On 17th September we held the seventh in our series of ten Conversations on Forgiveness at St Ethelburga’s Centre for Reconciliation and Peace. The topic for discussion was ‘Can you move on without forgiveness?’. On the panel were Camilla Carr, who was held hostage by Chechnyan rebels for 14 months in 1997, and Richard Wilson, whose sister was murdered in Burundi by a group who have never admitted responsibility and who continue to kill civilians amid a climate of near-total impunity. The conversation was led by Simon Fanshawe, broadcaster, change and diversity consultant and co-founder of Stonewall.
Simon began the discussion by posing two important questions: firstly, what do we mean by the phrase ‘moving on’; secondly, what do we mean by ‘forgiveness’? Neither of these have a universally accepted definition and can mean very different things to different people. Simon discussed “the myriad of psychological places that forgiveness comes from and goes to” – he described it as “endlessly contested territory”. He concluded his introduction by highlighting that one of the crucial parts of conversation around this issue was that there cannot be an assumption that forgiveness is necessary; this was something that was later explored at length.
After raising these two questions as points of consideration, Simon invited Camilla to share her story. She spoke movingly about her experience of being kidnapped with her partner in Chechnya. One of the first things that she highlighted was their immediate realisation that they had to start a dialogue with their kidnappers who seemed “divorced from their emotions and humanity”.
Camilla shared how after several months of imprisonment, she was raped by one of the guards, whom they’d nicknamed Paunch. This continued over several months, until she eventually confronted him. This confrontation allowed Camilla to begin the process of forgiving her captors. She described a press conference she and her partner attended after their final release, at which they stated that whilst they in no way condoned the behaviour of their captors they felt no bitterness towards them. She also described her choice to forgive in terms of “loosening the grip of the perpetrator” – she no longer wanted to think about Paunch.
Camilla’s description of forgiveness as ‘fluid’ was a point of particular interest. Forgiveness was not something absolute, your feelings could shift from day to day. She also spoke about how initially, forgiveness was not really a word she and her partner used about their experience, rather “we behaved in a forgiving way”.
Richard then shared his experience and highlighted the key differences from Camilla’s experience, firstly that because he was a secondary victim and did not feel he had the right to forgive on behalf of his sister. He said he didn’t need to affirm that he had ‘forgiven’ those involved in order to begin a process of moving on. He spoke about the pressure there was to ‘publicly forgive’ which can have a damaging impact on those who have been through traumatic experiences – “it’s an absolutist position to assume you can’t move on without forgiveness” and it can even re-victimize. The decision to forgive should be completely in the hands of the victim and their choice must be respected.
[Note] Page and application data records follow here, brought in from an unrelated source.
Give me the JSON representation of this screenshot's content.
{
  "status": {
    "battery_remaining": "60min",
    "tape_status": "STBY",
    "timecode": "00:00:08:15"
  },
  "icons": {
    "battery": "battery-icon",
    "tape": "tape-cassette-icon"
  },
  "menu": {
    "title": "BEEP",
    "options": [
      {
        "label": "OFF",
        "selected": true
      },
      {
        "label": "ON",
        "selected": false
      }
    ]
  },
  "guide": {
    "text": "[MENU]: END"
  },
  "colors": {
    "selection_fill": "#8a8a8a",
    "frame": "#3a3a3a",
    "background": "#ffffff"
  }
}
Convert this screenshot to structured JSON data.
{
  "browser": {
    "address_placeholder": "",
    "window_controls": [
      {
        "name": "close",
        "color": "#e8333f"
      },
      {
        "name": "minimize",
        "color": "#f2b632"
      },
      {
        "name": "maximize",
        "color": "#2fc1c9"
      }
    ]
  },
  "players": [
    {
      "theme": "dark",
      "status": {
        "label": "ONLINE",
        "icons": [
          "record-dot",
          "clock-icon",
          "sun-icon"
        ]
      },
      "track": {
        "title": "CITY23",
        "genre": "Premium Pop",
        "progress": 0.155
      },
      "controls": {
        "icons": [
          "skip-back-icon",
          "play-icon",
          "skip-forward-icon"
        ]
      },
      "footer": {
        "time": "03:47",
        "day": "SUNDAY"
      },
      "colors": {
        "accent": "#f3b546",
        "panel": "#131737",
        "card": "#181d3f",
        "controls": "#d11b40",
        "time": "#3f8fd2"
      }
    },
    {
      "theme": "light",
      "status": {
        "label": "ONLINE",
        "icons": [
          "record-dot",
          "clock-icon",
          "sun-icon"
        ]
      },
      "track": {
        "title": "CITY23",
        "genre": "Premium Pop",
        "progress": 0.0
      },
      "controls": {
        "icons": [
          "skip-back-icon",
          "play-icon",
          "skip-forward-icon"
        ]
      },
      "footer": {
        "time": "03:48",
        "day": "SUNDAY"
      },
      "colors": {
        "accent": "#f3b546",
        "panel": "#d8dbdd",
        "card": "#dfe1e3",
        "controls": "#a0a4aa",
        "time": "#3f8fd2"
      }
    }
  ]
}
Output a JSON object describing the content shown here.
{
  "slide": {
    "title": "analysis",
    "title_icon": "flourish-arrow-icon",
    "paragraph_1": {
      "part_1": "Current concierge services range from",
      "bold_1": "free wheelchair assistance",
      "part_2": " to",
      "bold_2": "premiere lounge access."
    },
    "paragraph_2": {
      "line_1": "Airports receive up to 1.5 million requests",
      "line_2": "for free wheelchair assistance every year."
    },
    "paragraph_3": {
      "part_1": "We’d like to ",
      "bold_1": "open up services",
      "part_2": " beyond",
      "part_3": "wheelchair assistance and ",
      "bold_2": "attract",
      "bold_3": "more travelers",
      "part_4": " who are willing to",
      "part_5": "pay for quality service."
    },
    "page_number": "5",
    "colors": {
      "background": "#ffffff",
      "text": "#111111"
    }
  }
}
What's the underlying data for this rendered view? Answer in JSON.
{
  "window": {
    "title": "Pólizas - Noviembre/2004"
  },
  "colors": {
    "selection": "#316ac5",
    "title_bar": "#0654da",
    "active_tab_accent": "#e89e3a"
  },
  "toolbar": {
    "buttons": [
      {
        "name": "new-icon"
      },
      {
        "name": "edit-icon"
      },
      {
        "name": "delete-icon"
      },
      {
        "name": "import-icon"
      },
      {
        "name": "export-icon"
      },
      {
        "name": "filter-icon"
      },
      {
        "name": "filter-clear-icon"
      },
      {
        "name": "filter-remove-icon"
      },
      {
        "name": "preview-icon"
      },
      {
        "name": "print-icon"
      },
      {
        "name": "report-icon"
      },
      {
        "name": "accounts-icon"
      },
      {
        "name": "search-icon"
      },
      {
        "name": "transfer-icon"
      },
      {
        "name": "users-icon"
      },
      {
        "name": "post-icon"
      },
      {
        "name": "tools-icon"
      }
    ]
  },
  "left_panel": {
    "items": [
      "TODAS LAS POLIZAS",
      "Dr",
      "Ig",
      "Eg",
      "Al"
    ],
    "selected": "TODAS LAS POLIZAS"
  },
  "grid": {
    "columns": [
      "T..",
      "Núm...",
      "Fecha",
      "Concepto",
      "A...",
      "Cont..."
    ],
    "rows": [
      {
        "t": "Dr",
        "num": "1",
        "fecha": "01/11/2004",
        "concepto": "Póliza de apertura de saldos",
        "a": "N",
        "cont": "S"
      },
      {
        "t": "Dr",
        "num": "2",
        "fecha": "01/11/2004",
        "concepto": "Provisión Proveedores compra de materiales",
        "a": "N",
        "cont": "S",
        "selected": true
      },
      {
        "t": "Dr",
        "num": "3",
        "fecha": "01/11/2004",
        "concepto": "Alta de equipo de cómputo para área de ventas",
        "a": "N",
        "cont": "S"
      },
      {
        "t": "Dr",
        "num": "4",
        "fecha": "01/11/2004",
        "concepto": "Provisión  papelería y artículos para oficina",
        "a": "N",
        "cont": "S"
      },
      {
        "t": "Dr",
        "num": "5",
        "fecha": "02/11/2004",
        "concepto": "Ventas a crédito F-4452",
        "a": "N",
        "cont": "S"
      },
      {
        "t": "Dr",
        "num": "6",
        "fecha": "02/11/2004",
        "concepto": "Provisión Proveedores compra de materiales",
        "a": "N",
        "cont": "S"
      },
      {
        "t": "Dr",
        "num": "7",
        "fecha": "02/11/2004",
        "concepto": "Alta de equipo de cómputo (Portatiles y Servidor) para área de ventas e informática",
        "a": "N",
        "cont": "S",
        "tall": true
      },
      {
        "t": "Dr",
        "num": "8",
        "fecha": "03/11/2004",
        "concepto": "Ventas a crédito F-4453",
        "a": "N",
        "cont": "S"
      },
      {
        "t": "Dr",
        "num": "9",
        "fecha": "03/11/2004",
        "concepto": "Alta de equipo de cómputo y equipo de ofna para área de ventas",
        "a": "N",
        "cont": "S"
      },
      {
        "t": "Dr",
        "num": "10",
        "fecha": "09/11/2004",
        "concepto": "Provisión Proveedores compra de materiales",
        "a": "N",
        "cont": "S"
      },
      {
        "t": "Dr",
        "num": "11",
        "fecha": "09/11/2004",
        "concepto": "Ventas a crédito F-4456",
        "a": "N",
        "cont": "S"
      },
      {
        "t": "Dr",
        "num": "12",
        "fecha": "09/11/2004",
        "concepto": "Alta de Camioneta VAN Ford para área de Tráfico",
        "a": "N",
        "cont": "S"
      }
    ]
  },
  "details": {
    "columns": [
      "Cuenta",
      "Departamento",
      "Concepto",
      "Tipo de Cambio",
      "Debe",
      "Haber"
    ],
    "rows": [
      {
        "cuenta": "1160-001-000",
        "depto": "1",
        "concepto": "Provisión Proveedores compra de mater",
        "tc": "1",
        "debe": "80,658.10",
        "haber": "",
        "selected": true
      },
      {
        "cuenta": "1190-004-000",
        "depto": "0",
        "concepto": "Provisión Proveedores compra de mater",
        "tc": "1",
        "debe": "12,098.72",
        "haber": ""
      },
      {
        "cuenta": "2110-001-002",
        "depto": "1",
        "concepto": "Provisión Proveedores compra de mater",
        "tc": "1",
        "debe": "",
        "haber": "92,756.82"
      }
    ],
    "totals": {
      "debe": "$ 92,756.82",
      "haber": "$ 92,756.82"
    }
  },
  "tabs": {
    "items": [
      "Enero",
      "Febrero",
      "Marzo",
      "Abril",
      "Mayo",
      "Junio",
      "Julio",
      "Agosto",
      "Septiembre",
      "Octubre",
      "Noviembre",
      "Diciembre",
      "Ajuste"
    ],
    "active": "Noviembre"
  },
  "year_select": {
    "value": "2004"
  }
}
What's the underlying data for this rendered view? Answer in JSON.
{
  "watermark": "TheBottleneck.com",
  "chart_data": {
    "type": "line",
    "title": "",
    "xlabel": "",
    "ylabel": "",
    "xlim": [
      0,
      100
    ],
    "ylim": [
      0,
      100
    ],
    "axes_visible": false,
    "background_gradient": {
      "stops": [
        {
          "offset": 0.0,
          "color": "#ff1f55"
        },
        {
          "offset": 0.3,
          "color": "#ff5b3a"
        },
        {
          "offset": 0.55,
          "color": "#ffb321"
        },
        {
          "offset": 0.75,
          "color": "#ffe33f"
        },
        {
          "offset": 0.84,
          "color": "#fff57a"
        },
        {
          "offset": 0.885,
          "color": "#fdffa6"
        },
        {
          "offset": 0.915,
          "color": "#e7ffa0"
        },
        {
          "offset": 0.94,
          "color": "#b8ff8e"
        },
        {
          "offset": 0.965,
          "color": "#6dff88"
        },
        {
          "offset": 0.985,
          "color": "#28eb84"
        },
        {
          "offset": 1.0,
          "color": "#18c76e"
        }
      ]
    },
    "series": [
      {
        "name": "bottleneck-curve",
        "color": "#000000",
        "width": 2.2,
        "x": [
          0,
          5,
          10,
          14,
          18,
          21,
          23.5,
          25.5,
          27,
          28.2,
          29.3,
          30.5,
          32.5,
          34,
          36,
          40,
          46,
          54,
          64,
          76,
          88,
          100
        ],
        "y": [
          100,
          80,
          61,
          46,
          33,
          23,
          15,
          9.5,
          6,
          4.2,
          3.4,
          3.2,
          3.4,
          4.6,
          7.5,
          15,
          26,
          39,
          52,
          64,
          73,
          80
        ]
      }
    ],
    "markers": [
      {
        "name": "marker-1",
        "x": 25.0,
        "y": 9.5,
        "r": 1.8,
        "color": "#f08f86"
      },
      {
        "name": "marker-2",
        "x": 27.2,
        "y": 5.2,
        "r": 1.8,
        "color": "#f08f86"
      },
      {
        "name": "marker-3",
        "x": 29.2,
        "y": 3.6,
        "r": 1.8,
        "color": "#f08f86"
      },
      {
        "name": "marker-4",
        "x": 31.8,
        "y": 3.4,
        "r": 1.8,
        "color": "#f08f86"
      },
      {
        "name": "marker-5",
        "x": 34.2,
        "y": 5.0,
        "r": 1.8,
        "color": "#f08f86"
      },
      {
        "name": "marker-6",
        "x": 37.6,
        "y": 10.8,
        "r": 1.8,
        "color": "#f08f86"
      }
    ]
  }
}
Richard spoke of how when forgiveness is taken out of the hands of those directly involved it can be incredibly harmful. He described how in Burundi, the rhetoric of forgiveness has been used by politicians to avoid accountability.
The discussion was then opened to the audience; several people shared their own stories and others asked questions to Richard and Camilla which stimulated thoughtful responses. The idea of ‘victimhood’ and the possible limitations of this identity were discussed; Richard spoke about reclaiming the word victim whilst Camilla admitted “I consider myself both a victim and a survivor”.
The most significant conclusion of the conversation was that forgiveness should never be pushed on victims or survivors as a necessary path to ‘moving on’ or ‘moving forward’. For some people, forgiving either publicly or on a more personal level can be incredibly powerful but for others, it seems inappropriate in the context of their experience. This sentiment echoes one of the key ideas upon which The Forgiveness Project is founded: we wish to create opportunities for people to choose forgiveness, rather than insisting that they do as the only way to overcome trauma.
— Our next conversation will take place on Monday 13th October; we will be asking the question, ‘Does knowing a person’s story make it harder to hate them?’ Discussing this will be Jo Berry and Pat McGee. To find out more about the upcoming series and to join in the debate visit www.theforgivenessproject.com/events.